What medications are used for sedation during mechanical ventilation?
Propofol (P) and midazolam (M) are frequently given by continuous infusion for sedation in critically ill, mechanically ventilated patients.
What sedation is used for ventilation?
The PAD guidelines suggest that analgesia-first sedation (e.g. fentanyl) be used in mechanically ventilated adult ICU patients (+2B ) and that sedation strategies using nonbenzodiazepine sedatives (either propofol or dexmedetomidine) may be preferred over sedation with benzodiazepines (either midazolam or lorazepam) to …
What sedation level is appropriate for a patient receiving mechanical ventilation?
Guidelines4 of the Society of Critical Care Medicine identify easy arousability and a calm state as the desired level of sedation for most patients receiving mechanical ventilation.
Does mechanical ventilation require sedation?
Most patients receiving mechanical ventilation need sedation given by means of continuous infusion or scheduled dosing to help with anxiety and psychological stress inherent with this intervention. Daily interruption of sedation, when clinically allowable, decreases the number of days of mechanical ventilation.
How long can a patient stay sedated?
This may take 1 to 2 hours after you have received deep sedation. You may feel tired, weak, or unsteady on your feet after you get sedation. You may also have trouble concentrating or short-term memory loss. These symptoms should go away in 24 hours or less.
What does sedated feel like?
Sedation effects differ from person to person. The most common feelings are drowsiness and relaxation. Once the sedative takes effect, negative emotions, stress, or anxiety may also gradually disappear. You may feel a tingling sensation throughout your body, especially in your arms, legs, hands, and feet.
How do you adjust a mechanical ventilator?
Initial settings for ventilation may be summarized as follows:
- Assist-control mode.
- Tidal volume set depending on lung status – Normal = 12 mL/kg ideal body weight; COPD = 10 mL/kg ideal body weight; ARDS = 6-8 mL/kg ideal body weight.
- Rate of 10-12 breaths per minute.

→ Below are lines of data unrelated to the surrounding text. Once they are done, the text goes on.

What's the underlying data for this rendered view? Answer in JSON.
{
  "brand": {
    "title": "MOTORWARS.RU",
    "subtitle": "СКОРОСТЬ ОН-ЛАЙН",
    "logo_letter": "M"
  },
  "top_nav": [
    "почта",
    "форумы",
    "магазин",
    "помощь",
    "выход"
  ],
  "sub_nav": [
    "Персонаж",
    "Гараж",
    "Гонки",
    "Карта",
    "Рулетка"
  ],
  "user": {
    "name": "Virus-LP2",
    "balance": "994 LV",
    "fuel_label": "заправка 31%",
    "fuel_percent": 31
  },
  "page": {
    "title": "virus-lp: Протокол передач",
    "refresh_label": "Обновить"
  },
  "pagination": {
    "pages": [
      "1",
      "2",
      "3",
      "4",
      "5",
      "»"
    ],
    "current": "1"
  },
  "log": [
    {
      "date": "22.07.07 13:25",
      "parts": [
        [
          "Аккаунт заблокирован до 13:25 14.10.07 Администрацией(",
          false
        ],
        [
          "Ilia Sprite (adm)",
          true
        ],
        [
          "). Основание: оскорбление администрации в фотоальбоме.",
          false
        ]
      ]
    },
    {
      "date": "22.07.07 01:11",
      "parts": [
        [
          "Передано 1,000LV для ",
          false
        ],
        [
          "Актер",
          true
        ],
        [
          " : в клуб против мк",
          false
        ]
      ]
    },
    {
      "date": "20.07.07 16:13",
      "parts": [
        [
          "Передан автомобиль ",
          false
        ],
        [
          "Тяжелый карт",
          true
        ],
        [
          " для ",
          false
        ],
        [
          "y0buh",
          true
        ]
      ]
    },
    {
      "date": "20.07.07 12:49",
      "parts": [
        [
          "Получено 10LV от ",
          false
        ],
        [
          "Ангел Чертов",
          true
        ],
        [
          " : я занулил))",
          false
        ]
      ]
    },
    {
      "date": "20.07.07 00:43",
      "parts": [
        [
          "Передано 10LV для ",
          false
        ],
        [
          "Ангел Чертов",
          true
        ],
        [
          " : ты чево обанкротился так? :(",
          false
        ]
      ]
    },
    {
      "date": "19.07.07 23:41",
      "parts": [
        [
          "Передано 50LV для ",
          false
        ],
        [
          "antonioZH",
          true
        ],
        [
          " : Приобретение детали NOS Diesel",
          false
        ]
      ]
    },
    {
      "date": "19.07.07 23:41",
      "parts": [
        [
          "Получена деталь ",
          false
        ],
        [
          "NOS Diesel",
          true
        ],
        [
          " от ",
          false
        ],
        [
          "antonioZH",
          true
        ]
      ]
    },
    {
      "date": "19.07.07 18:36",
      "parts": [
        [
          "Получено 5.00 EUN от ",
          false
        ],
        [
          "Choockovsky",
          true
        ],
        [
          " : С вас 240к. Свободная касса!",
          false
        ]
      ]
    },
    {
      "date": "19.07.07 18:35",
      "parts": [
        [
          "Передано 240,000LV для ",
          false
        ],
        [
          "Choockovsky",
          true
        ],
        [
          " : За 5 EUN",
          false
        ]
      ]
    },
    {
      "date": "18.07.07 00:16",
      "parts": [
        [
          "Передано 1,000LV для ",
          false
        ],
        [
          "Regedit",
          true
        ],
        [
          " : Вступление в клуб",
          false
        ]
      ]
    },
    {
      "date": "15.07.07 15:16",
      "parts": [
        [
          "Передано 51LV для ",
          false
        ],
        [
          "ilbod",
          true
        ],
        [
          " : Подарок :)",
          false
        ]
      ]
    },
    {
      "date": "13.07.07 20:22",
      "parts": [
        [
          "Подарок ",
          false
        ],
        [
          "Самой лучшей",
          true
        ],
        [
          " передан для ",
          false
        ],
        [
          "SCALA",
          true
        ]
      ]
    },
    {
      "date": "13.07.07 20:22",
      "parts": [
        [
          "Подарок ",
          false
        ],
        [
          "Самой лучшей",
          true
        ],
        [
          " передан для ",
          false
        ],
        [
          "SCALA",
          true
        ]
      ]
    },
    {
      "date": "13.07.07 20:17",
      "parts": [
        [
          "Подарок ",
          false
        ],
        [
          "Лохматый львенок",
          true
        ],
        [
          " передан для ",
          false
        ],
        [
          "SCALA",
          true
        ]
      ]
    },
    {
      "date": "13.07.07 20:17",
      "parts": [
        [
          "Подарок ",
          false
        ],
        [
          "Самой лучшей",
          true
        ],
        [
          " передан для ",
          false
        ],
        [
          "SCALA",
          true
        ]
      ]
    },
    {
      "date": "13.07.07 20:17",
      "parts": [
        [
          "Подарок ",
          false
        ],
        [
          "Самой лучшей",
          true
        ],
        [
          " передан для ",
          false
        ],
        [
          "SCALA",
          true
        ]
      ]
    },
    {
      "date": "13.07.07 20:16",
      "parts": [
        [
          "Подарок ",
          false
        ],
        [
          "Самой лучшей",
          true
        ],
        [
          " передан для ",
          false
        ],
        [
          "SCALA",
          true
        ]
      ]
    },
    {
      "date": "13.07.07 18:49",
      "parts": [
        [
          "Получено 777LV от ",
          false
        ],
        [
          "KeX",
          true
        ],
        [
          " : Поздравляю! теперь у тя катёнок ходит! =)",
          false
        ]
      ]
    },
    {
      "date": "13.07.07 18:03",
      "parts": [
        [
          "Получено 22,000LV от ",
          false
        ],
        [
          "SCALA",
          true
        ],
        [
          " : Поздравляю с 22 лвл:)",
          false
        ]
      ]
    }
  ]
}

- FIO2 of 100%
- Sighs rarely needed.
Is sedation the same as induced coma?
A drug-induced coma, better known as sedation in the medical field, is commonly used in medical, surgical and neurological intensive care units.
When to interrupt sedation in mechanically ventilated patients?
Sedation Vacations. The PAD guidelines recommend either daily sedation interruption or a light target level of sedation be routinely used (+1B). Interrupt sedation completely on a daily basis whenever possible (sedation vacation). Restart the dose at half the previous rate, if the patient becomes agitated.
Are there alternative analgesia and sedation strategies in mechanically?
This, coupled with a desire to minimize nurse entry into COVID-19 patient rooms, marked obesity, altered end-organ function, and evolving medication shortages, presents numerous short- and long-term challenges. Alternative analgesic and sedative agents and regimens may pose safety risks and require judicious bedside management for appropriate use.
Why is analgesia important for mechanically ventilated patients?
This study is important because it confirms that although universal consideration of the possibility of pain is needed, a strategy of universal analgesic administration is unnecessary (9). The optimal way to address analgesia in mechanically ventilated patients in the ICU is to communicate directly with the patient.
When to use analgesia and sedation for covid-19?
Non-guideline recommended analgesic and sedative medication regimens and deeper sedation targets have been employed for patients with COVID-19 due to exaggerated analgesia and sedation requirements with extended durations of mechanical ventilation.